For years allotments were out of favour. No-one wanted them, and patches of mud with a shed at one end and weeds everywhere else went to waste. Then suddenly gardening became the new rock and roll, and everyone who didn't want to dig up their lawn wanted their own council-run patch of mud. The waiting lists grew faster than the cabbages. Now, after more than three years on a waiting list, Neil Shaw has been given his own patch of green and pleasant land.

Wednesday, 15 April 2009

Planting and harvesting

All the potatoes are finally in! It was a hard task, digging through the soil for a fourth time to get out as many of the couch grass roots as possible before replacing them with roots of our own.

There are four rows, two of Lady Balfour and two of salads, so we'll give it a few weeks and see what comes up. No doubt lots of grass, but hopefully we'll be able to keep on top of it.

Now we can move on to the patches either side of the potatoes, which are less clogged, and start getting some seeds in.

The one below will be given over to root veg - parsnips, swedes and carrots. The patch above (where the brambles were) will be mostly given over to a compost bin and green house.

Last night also saw us enjoying the fruit of (other people's) work on the allotment. We had a chicken and leek pie with a leek donated by allotment representative Christine, followed by a rhubard crumble with rhubarb someone else planted on our plot several years ago.

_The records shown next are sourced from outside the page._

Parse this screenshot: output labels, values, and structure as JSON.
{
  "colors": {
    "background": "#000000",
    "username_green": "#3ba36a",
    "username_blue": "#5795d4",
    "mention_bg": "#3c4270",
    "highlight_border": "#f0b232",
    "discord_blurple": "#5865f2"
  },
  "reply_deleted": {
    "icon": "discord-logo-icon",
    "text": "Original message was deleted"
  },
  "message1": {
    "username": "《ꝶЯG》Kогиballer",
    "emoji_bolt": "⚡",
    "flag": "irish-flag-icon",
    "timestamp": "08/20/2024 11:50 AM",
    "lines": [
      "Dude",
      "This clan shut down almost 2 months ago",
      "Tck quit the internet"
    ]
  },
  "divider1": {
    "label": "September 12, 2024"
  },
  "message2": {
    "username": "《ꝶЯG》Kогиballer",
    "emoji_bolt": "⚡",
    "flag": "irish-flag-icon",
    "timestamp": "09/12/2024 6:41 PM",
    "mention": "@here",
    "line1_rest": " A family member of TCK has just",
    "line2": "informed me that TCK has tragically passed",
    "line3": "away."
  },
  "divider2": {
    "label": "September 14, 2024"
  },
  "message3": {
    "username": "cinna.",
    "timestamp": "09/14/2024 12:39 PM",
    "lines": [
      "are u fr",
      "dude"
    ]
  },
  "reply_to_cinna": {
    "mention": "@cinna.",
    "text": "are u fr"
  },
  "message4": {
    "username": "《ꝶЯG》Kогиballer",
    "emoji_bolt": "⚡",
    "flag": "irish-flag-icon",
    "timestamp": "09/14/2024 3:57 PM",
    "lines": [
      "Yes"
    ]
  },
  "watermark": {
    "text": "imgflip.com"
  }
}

A taste of things to come, hopefully.

Monday, 6 April 2009

Trench warfare

Four months in to our allotment project and we finally managed to get something into the ground.
To be fair, a couple of weeks back we did bury a gooseberry and a raspberry plant, but digging a small hole and dropping in a pot hardly counts.
On Saturday we got serious. Now the ground is clear we are able to actually see the mud, and dig it up.
After clearing away the grass that had started to grow back, I dug a trench. I tried to follow the instructions on the (Endsleigh-bought) pack of organic seed potatoes. 10cm deep, 35cm apart in the trench, each row 75cm apart.
But somehow I seem to have got a little enthusiastic. Climbing out of the first trench was like re-enacting the final scene from Blackadder Goes Forth.
No matter, I put the seed potatoes in their place, and moved on to trench two - using the soil I dug out of that to fill in trench one.
The soil was hard and heavy, full of roots and weeds so it was slow going but we made a family day of it.
The young ones played in a tent further down the plot while the other half and I did the hoeing, digging and burying. Then we all took a turn at the watering.
Before we knew it it was 6pm and we had to head for home, but we aim to get back as soon as possible to get the last two trenches in.
Saturday also saw me wield a machete to hack away the very last of the brambles. That now clears enough room to throw together the pallets and make a compost bin.
And last week we took delivery of a second-hand greenhouse. I say greenhouse, right now it is a pile of indecipherable glass and metal - but hopefully we'll put it together in the next few days.
After that, we have enough seeds to start a second (organic vegetable based) Eden Project and this is the time to get them in the ground.
On the plus side, the fruit trees are all in blossom and the gooseberry we planted seems to be sprouting plenty of green shoots - so fingers crossed for a crop of something later in the year.